Muhib
Apr 09, 2013 11:07pm
Instead of going to Arab lands one should stay where they are with patience....
Syed
Apr 10, 2013 05:16am
We who lived and worked all our lives there, already knew this, its about time someone brought it onto the international stage, when it comes to labour laws and security, Middle East has broken every rule in the book, they know it, yet they wont do anything cause profits are too big to ignore.
AGK
Apr 10, 2013 09:17am
When Pakistanis consider themselves as pure descendants of the Arabs, why are they been treated unfairly in the Middle East? Aren't you supposed to be considered as equals and offered visa free entry, equal employment opportunities and perks, right to own propoerty, obtain citizenship etc. In addition all of you belong to same faith. (that according to you all is supposed to be the single binding factor) Why this discrepancy? On the contrary, the west which you hate the most permits you all those rights (citizenship/right to property).Not to mention, you make full use/misuse of those rights. Wake up from your dream and wash your face. Come to terms with reality
AHA
Apr 10, 2013 05:33pm
Inhumanity is the norm in the Middle East. They practice slavery in this era. But every one already knows that. So why is that a news at all?
AHA
Apr 10, 2013 05:35pm
Makes one wonder, why???
Imran A.
Apr 10, 2013 07:51pm
This story is so true... I knew of such girl who was enticed that she would become a secretary. In the beginning, they gave her a 5 star treatment, with all the luxuries possible. Then slowly the other women who are sex slaves slowly start to educate her in the process of sex job. In about 2 months, a decent girl is convinced that she needs to take care of her family back home. It's a perfect science. And if she wants to leave, she is threatened that they will hurt her family back home. Usually they target women who are divorced or widowed, no brothers etc and have no money to take care of their child.

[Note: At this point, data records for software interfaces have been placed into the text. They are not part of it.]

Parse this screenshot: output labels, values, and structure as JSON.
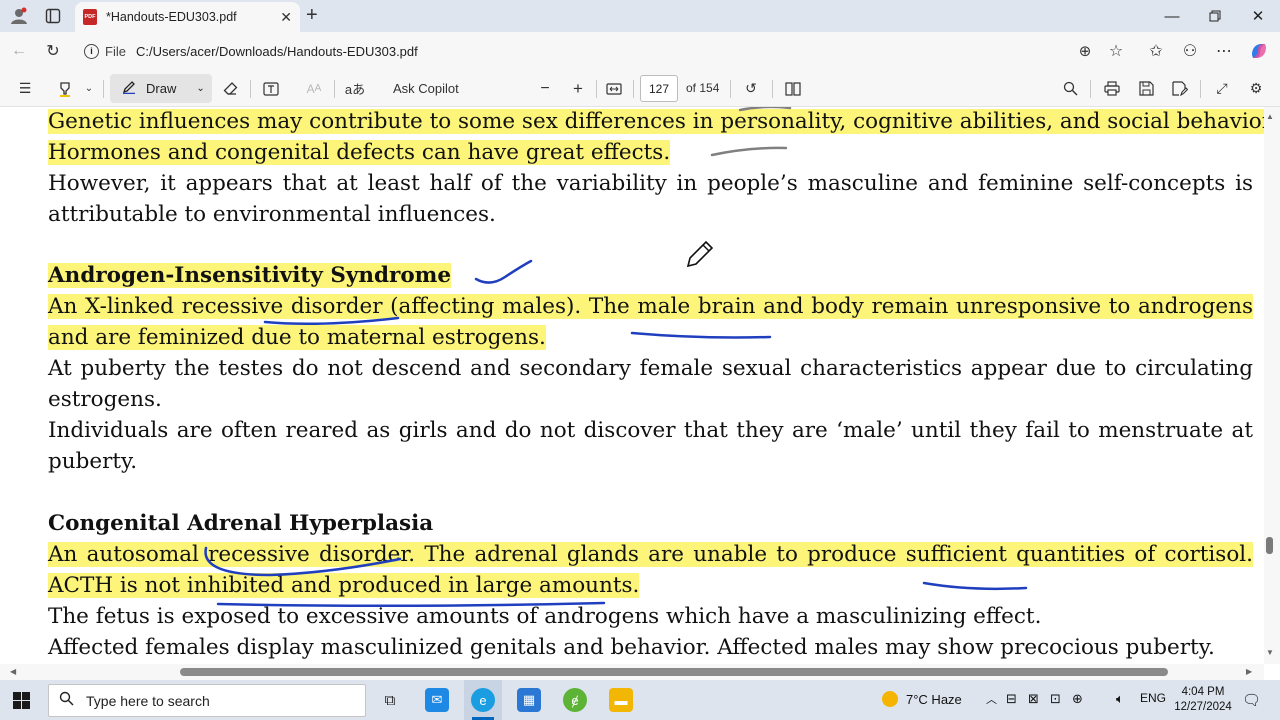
{
  "browser": {
    "tab_title": "*Handouts-EDU303.pdf",
    "tab_badge": "PDF",
    "url_label": "File",
    "url": "C:/Users/acer/Downloads/Handouts-EDU303.pdf"
  },
  "pdf_toolbar": {
    "draw_label": "Draw",
    "ask_copilot_label": "Ask Copilot",
    "page_current": "127",
    "page_total": "of 154"
  },
  "document": {
    "lines": [
      "Genetic influences may contribute to some sex differences in personality, cognitive abilities, and social behaviors.",
      "Hormones and congenital defects can have great effects.",
      "However, it appears that at least half of the variability in people’s masculine and feminine self-concepts is",
      "attributable to environmental influences.",
      "Androgen-Insensitivity Syndrome",
      "An X-linked recessive disorder (affecting males). The male brain and body remain unresponsive to androgens",
      "and are feminized due to maternal estrogens.",
      "At puberty the testes do not descend and secondary female sexual characteristics appear due to circulating",
      "estrogens.",
      "Individuals are often reared as girls and do not discover that they are ‘male’ until they fail to menstruate at",
      "puberty.",
      "Congenital Adrenal Hyperplasia",
      "An autosomal recessive disorder. The adrenal glands are unable to produce sufficient quantities of cortisol.",
      "ACTH is not inhibited and produced in large amounts.",
      "The fetus is exposed to excessive amounts of androgens which have a masculinizing effect.",
      "Affected females display masculinized genitals and behavior. Affected males may show precocious puberty."
    ]
  },
  "taskbar": {
    "search_placeholder": "Type here to search",
    "weather": "7°C  Haze",
    "language": "ENG",
    "time": "4:04 PM",
    "date": "12/27/2024"
  },
  "colors": {
    "highlight": "#fcf57a",
    "ink_blue": "#1f3fbf",
    "ink_gray": "#808080"
  }
}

And if she wants to leave, she has no place to go or the ticket to fly back. It's a perfect trap. I can't tell you how shameless the Arabs are. If you only knew their true colors. Islam for them is just a subject of discussion to display that it is superior to other religions. I truly wish somehow, they loose their oil money and what's worse, they have introduced their version of Islam into our country with the motto of Sharia law. We Muslims of India and Pakistan had no connection to their version of Islam. We converted through love that Sufis shared with us. One day, this war to go back to Middle East.
Fazal karim
Apr 11, 2013 12:04am
The Arab rulers of oil rich Saudi Arabia, UAE, Kuwait have tarnished the name of Islam. Who will believe Islam teaches, rather orders equality of all men and women. These rulers are jhannumi. What is UNO and so called civilized west doing. If UNO and west impose sanctions on these Arab states and stop protecting the rulers, human rights. violations will be greatly reduced.